■ **WHAT THE EXERCISE ASKS**
Scanning the entries below, copy every line that contains the word "screenshot".

(Records drawn from a dataset)
[Start of Attachment]

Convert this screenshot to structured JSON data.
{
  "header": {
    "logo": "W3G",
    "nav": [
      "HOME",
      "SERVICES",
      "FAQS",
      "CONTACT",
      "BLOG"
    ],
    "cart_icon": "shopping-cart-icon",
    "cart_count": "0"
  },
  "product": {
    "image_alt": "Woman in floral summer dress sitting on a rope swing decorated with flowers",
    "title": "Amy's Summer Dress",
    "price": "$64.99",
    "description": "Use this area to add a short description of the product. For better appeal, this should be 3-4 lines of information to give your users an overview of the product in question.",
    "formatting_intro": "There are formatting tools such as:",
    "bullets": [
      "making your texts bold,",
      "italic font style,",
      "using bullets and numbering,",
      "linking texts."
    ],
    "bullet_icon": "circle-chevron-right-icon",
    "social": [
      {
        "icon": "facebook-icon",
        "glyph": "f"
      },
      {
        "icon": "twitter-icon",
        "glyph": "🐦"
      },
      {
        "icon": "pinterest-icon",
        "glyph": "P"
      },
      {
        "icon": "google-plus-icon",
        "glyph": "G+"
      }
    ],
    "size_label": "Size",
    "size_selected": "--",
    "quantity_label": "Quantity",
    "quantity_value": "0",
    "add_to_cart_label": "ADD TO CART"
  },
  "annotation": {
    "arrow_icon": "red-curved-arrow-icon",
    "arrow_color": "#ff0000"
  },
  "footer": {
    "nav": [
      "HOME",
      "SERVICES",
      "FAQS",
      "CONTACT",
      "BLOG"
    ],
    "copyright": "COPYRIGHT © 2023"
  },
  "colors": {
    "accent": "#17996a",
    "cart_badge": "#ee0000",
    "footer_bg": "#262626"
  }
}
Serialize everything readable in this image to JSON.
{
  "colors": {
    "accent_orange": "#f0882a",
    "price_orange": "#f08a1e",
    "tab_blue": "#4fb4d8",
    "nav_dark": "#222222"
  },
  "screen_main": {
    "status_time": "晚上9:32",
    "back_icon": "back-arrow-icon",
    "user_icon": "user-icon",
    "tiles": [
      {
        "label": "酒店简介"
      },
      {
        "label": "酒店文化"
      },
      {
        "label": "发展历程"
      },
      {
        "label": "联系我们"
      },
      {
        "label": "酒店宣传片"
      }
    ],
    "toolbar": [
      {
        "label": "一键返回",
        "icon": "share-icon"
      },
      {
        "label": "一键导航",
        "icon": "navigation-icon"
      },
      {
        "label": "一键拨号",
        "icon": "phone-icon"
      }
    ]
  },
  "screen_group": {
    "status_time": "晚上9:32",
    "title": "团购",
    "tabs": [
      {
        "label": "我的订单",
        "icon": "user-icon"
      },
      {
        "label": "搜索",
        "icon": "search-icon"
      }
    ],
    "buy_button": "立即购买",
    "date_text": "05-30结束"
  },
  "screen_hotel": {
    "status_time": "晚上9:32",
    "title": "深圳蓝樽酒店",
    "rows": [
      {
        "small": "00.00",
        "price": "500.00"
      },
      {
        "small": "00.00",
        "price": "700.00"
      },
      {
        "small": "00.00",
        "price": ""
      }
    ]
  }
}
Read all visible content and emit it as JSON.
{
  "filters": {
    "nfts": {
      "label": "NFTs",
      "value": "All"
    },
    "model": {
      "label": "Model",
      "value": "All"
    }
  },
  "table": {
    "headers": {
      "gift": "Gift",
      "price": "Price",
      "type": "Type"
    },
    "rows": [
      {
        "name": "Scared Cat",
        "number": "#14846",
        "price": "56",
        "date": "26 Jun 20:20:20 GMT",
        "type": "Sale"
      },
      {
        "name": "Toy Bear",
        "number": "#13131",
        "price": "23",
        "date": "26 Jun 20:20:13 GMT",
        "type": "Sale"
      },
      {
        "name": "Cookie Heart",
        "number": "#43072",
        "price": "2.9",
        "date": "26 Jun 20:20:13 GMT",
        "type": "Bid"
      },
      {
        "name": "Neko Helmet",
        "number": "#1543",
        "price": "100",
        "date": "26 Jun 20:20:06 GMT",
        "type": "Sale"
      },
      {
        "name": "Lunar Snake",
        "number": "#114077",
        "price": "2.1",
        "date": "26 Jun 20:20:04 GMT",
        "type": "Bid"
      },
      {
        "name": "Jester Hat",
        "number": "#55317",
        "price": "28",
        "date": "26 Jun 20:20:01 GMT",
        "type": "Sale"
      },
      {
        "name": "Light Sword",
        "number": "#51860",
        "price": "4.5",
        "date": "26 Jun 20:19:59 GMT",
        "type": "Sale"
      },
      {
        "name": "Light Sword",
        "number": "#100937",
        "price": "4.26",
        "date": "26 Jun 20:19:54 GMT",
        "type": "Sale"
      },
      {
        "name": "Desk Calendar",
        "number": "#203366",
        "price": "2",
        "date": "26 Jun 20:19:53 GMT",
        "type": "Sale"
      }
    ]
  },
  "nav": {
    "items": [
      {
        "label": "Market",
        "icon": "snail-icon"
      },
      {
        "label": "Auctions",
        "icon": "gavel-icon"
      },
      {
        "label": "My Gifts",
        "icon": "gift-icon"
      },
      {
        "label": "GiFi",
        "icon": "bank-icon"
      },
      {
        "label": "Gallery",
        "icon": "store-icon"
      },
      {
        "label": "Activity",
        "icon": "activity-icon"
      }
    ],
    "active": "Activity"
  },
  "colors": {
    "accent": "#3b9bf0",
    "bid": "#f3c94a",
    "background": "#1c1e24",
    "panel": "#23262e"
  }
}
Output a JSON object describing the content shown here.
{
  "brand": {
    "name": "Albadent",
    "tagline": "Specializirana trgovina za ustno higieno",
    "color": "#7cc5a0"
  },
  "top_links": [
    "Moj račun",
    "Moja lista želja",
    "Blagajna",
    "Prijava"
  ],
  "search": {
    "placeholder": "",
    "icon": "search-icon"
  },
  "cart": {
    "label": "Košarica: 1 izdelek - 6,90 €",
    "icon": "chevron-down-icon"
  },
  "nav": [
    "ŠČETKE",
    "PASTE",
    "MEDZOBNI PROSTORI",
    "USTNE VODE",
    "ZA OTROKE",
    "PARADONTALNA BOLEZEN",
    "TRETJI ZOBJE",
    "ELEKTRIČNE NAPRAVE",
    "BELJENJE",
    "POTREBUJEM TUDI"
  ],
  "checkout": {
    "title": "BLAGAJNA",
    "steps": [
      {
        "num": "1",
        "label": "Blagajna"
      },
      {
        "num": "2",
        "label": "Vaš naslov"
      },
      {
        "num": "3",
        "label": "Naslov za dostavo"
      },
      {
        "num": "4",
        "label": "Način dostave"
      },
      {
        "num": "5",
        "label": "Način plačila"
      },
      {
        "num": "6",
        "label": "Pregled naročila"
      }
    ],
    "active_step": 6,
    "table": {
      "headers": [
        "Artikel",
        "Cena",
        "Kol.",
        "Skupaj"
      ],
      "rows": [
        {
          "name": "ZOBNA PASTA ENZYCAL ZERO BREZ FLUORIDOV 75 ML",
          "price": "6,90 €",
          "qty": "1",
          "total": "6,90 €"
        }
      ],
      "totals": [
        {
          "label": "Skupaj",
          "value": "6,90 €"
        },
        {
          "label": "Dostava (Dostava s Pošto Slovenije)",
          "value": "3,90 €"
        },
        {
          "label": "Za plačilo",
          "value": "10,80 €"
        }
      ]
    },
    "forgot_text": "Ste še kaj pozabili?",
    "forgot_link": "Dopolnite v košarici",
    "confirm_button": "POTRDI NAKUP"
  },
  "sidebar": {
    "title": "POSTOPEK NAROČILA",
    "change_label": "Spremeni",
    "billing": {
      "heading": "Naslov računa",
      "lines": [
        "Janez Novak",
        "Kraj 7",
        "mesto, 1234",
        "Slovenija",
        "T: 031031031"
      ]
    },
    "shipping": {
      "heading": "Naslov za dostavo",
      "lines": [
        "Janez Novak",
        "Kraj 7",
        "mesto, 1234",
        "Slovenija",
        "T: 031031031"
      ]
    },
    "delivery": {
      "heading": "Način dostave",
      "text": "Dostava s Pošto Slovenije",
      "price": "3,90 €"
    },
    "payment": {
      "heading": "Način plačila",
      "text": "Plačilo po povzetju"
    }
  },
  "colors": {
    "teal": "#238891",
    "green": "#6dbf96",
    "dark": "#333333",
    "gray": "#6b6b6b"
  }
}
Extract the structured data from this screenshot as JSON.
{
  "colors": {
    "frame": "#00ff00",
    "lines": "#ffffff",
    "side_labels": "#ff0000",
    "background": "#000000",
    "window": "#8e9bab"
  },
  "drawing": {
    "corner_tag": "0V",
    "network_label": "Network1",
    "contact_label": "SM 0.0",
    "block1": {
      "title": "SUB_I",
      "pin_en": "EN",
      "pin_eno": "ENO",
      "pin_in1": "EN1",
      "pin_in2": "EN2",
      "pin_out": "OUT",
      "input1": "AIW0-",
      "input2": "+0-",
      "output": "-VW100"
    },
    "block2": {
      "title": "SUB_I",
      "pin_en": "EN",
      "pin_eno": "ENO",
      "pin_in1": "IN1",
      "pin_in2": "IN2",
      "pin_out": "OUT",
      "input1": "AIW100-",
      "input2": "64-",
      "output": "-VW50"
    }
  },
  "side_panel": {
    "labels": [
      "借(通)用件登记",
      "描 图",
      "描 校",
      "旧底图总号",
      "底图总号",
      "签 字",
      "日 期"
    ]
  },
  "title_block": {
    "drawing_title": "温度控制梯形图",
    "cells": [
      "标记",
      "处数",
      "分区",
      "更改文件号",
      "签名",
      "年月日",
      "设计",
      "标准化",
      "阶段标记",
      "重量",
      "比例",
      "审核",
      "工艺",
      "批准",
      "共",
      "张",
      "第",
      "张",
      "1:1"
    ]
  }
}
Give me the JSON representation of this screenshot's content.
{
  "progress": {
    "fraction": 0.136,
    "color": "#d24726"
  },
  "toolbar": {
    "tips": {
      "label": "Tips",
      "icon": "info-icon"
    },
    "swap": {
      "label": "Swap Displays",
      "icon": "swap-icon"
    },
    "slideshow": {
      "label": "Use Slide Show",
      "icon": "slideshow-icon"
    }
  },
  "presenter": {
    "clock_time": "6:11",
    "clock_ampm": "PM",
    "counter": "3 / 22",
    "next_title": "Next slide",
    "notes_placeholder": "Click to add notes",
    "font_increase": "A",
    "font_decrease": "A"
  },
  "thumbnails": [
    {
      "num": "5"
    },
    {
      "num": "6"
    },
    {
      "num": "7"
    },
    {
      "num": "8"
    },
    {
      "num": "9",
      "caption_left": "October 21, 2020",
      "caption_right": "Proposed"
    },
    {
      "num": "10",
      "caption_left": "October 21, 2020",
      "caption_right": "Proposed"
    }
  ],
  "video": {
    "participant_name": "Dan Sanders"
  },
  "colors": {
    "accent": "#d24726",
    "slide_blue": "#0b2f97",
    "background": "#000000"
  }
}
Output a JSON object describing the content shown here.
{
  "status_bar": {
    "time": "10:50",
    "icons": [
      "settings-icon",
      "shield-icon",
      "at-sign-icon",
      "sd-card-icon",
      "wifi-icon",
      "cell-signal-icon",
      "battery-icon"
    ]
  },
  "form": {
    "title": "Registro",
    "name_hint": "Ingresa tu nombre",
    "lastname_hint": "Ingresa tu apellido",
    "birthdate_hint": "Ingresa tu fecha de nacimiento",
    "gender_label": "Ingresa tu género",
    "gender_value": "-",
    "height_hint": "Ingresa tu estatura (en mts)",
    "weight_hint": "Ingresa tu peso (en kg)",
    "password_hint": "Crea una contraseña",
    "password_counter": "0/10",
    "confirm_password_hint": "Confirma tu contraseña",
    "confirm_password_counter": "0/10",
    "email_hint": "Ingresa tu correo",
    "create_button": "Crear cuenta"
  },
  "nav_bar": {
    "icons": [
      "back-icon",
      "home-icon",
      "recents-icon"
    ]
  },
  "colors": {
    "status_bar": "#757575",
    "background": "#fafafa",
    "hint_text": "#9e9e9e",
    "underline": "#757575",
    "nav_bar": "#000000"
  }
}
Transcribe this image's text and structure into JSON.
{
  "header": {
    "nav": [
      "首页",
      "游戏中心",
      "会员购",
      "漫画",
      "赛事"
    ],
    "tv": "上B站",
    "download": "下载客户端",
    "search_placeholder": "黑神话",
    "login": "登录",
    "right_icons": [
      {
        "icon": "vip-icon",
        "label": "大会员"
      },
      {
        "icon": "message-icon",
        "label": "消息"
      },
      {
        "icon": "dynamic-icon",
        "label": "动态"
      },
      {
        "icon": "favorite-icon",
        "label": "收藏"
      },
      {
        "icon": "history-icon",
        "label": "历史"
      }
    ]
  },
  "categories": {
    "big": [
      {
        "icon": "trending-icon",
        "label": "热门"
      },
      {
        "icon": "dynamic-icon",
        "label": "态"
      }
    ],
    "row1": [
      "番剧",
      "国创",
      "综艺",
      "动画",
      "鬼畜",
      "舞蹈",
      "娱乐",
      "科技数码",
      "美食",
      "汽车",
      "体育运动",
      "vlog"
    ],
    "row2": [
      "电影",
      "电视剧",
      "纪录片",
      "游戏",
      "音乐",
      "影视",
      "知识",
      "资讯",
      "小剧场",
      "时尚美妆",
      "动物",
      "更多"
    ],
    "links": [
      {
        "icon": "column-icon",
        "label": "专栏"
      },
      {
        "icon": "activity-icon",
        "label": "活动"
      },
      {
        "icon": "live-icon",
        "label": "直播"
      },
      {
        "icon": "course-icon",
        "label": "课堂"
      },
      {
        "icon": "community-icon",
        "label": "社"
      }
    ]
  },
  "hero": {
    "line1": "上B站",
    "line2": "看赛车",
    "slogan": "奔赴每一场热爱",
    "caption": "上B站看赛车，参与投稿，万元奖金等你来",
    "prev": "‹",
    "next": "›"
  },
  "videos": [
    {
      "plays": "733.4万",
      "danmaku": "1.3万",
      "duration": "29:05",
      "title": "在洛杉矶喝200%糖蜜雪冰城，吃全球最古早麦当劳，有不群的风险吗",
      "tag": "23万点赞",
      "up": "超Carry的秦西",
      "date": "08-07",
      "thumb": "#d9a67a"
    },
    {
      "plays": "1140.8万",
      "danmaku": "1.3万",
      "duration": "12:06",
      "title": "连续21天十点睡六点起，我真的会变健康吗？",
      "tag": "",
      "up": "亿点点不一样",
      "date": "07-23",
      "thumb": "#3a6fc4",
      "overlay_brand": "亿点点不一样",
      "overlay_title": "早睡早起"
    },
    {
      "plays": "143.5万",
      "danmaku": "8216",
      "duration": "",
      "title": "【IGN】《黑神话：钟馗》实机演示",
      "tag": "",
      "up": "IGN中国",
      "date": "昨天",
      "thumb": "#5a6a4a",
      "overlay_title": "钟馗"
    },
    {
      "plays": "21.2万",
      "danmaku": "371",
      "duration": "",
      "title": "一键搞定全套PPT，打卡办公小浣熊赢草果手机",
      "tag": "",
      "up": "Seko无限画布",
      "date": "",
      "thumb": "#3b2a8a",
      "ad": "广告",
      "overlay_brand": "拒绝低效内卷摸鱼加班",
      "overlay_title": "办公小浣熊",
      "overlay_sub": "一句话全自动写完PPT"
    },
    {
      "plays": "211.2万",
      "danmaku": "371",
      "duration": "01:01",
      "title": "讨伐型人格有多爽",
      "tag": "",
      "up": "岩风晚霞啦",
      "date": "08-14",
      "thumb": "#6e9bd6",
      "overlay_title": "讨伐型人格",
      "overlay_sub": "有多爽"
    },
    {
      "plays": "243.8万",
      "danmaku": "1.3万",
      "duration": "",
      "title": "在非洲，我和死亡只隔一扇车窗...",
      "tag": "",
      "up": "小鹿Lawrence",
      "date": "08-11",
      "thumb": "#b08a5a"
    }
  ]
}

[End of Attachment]

■ **ANSWER FOR THE TASK**
Convert this screenshot to structured JSON data.
Extract the structured data from this screenshot as JSON.
Give me the JSON representation of this screenshot's content.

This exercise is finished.